Sprawl-Busters has long held that Wal-Mart is building stores to meet expectations on Wall Street, rather than to meet needs on Main Street. Placing stores 4 or 5 miles apart has led to significant cannibalization of its own stores by the retailer. When a new supercenter opens, it takes sales away from the nearby supercenter, leading to low “same store” sales growth, which is measured in sales per square foot. Over-saturation makes all stores less productive per square foot. That’s why Wall Street analysts are buzzing today over plans announced by Wal-Mart at a two day financial conference, suggesting that the giant retailer is going to cut back on its expansion plans “at a slightly slower pace.” The emphasis is on the word “slightly.” Wal-Mart CFO Tom Schoewe said that his company’s capital spending in fiscal 2008 (which begins February, 2007) will grow 2% to 4%, about one-fifth of the company’s capital spending this year. “We plan to decrease the rate of growth in capital expenditures considerably, as compared to our expected sales growth for Wal-Mart’s next fiscal year.” Part of the cutback plan includes building fewer U.S. stores and keeping capital spending flat. Wal-Mart said it has been expanding its retail square footage at 8% per year, but in FY 2008, it will drop to 7.5%. But don’t expect citizens groups fighting Wal-Mart to notice much of a difference. Between February and October, Wal-Mart has opened or relocated 212 superstores, and expects to add 21 more superstores in November, for a total of 233 superstores. At this pace, the company would annualize at roughly 280 total new or relocated superstores in FY 2007.Today the company says its going to open between 265 and 270 new Supercenters, 5 to 10 discount stores, 15 to 20 Neighborhood Market grocery stores and 20 to 30 Sam’s Club warehouse stores. Total new U.S. stores will be 305 to 330 and another 320 to 330 will be added in the company’s international division. The output of supercenters looks to be pretty much the same for FY 2008. Sprawl-Busters estimates that at least 30 Wal-Mart supercenters have been defeated since last January, plus at least half that number of currently on hold in the permitting process, or in court challenges. Wal-Mart is telling Wall Street what it wants to hear. “We are still very committed to growth, but our real estate projects are now being subjected to a more rigorous prioritization process,” Wal-Mart Vice Chairman John Menzer told the analysts. “This store selection process will enable the company to drive higher returns by focusing on locations that make the most efficient use of capital.” Schoewe said, “Additionally, over time, we expect our new capital efficiency model to reduce the impact of cannibalization.” Of the 270 planned supercenters, more than half (54%) will be expansions or relocations of existing stores. “This reduction in growth is expected to result from building fewer U.S. units,”: Shoewe said. The FY 2008 forecast for store growth is very similar to the FY 2006 forecast. In December of 2006, Wal-Mart said, “growth will continue in 2006 with plans to open as many as 600 new stores and clubs, including up to 230 new international stores and 370 U.S. units. In Nov, 2005 Lee Scott said, “As long as we can open Supercenters, that’s where we’ll put our resources. Then we can expand with Neighborhood Markets. We could be three or four times bigger in the U.S. In our five-year plan, we don’t reach saturation.”
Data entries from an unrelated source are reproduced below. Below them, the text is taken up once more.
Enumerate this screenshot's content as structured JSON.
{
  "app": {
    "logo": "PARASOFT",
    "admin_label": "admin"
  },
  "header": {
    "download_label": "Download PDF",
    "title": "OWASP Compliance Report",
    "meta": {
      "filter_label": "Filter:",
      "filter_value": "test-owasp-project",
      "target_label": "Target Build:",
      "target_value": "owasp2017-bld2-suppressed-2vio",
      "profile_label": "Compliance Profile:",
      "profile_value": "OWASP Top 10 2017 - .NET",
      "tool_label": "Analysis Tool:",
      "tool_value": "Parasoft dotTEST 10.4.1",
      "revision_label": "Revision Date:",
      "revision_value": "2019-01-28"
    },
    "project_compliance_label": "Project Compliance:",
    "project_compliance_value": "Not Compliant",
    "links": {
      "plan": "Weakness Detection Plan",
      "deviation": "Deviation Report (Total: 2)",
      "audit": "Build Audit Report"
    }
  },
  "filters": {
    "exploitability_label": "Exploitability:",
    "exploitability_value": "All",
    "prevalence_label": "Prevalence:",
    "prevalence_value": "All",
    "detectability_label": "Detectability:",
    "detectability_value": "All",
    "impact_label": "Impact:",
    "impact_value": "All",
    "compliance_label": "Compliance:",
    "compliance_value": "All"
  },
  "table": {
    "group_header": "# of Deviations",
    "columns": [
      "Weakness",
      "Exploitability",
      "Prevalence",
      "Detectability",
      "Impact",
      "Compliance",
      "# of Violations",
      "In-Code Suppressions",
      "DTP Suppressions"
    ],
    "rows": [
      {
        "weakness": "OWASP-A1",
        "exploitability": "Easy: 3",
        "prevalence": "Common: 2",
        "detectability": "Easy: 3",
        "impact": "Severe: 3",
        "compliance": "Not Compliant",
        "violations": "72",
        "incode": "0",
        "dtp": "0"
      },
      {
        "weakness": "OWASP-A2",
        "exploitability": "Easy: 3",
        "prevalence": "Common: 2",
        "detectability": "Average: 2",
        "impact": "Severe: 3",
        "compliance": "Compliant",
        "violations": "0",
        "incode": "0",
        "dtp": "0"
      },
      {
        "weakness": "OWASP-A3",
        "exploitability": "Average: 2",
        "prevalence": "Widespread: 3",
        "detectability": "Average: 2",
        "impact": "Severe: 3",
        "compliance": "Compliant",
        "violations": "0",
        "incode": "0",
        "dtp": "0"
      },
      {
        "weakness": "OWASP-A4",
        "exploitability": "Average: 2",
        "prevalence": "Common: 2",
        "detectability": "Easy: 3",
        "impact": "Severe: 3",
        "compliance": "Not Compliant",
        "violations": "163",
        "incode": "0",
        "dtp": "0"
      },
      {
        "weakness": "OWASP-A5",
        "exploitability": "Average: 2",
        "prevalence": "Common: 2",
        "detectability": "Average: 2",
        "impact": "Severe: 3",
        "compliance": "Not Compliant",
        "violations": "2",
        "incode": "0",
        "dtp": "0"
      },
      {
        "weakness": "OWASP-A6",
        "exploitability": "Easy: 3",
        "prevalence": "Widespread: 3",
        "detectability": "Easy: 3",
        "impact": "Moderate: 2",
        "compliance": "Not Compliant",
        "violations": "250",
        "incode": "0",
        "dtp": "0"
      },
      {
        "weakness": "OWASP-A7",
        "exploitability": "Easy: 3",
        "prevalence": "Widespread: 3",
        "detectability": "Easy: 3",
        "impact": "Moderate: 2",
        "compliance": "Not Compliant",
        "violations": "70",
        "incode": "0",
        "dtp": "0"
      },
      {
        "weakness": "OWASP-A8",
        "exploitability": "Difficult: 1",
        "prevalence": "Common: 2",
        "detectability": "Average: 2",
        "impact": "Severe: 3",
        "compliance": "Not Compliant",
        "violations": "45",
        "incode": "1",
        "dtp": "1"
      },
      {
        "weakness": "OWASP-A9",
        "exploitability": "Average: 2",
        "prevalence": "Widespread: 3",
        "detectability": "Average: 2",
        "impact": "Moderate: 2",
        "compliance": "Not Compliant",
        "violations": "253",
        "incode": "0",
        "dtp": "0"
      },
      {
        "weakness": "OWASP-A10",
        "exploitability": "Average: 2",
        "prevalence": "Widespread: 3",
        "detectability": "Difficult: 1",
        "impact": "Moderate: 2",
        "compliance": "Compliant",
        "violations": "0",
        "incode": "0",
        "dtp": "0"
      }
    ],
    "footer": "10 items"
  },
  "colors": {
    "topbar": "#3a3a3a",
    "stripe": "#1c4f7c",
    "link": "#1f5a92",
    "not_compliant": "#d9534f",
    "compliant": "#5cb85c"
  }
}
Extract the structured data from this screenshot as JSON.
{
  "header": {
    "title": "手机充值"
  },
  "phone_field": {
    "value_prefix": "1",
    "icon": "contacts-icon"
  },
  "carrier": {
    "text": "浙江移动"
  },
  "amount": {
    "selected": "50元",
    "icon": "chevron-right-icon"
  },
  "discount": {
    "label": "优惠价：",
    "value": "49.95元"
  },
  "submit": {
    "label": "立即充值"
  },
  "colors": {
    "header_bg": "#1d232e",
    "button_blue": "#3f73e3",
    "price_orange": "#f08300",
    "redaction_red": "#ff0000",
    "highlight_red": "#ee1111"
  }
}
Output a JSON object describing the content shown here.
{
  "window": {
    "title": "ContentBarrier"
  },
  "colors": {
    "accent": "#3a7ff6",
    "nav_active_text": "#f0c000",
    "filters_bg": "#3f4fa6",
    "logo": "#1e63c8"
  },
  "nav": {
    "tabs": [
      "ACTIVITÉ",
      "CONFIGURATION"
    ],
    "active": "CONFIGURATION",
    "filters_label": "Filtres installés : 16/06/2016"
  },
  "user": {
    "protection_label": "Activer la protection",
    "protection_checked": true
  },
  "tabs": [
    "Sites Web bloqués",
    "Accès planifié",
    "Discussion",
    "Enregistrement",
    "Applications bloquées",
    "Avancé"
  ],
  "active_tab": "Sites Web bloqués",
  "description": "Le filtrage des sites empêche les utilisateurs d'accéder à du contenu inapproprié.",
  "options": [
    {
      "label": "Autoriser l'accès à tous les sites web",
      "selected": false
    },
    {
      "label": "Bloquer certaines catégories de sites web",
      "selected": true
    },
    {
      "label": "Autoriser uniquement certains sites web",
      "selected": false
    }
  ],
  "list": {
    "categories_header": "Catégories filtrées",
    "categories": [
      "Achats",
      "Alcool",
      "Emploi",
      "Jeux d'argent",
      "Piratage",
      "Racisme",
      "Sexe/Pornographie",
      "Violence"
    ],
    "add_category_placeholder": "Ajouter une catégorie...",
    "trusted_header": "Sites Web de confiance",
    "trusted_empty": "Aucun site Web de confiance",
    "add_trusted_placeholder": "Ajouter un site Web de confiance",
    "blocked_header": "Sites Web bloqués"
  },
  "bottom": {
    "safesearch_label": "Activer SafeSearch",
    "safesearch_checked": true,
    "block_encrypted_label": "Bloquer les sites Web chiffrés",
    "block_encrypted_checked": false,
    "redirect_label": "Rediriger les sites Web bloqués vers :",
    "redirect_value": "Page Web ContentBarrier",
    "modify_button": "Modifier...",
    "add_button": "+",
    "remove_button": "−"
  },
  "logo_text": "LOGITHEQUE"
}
All this talk about reduced growth of U.S. units is for show. Wal-Mart got a nice bounce on its stock today by convincing analysts that the retail managers are listening to them. But the reality is, there is no real slow down in output, and whatever reduction exists is just adjusting for the twin reality that Wal-Mart is eating its own stores alive and does not need such saturation, and that local opposition from community groups has caused the company to spend a lot more to site a store, and wait longer. Stores are longer in the pipeline now, and often are lost completely. As many as 35 to 40 projects will be defeated this calendar year. Wal-Mart has been forced to slow down its units because citizen groups are putting on the break, not just same store sales fatigue. Sprawl-Busters everywhere should be thrilled that Wal-Mart will build fewer units in 2008, but the reality is that the slow-down will be barely perceptible, and the total number of new stores is far too aggressive, and continues to bear no relationship to the number of stores that are needed in the marketplace.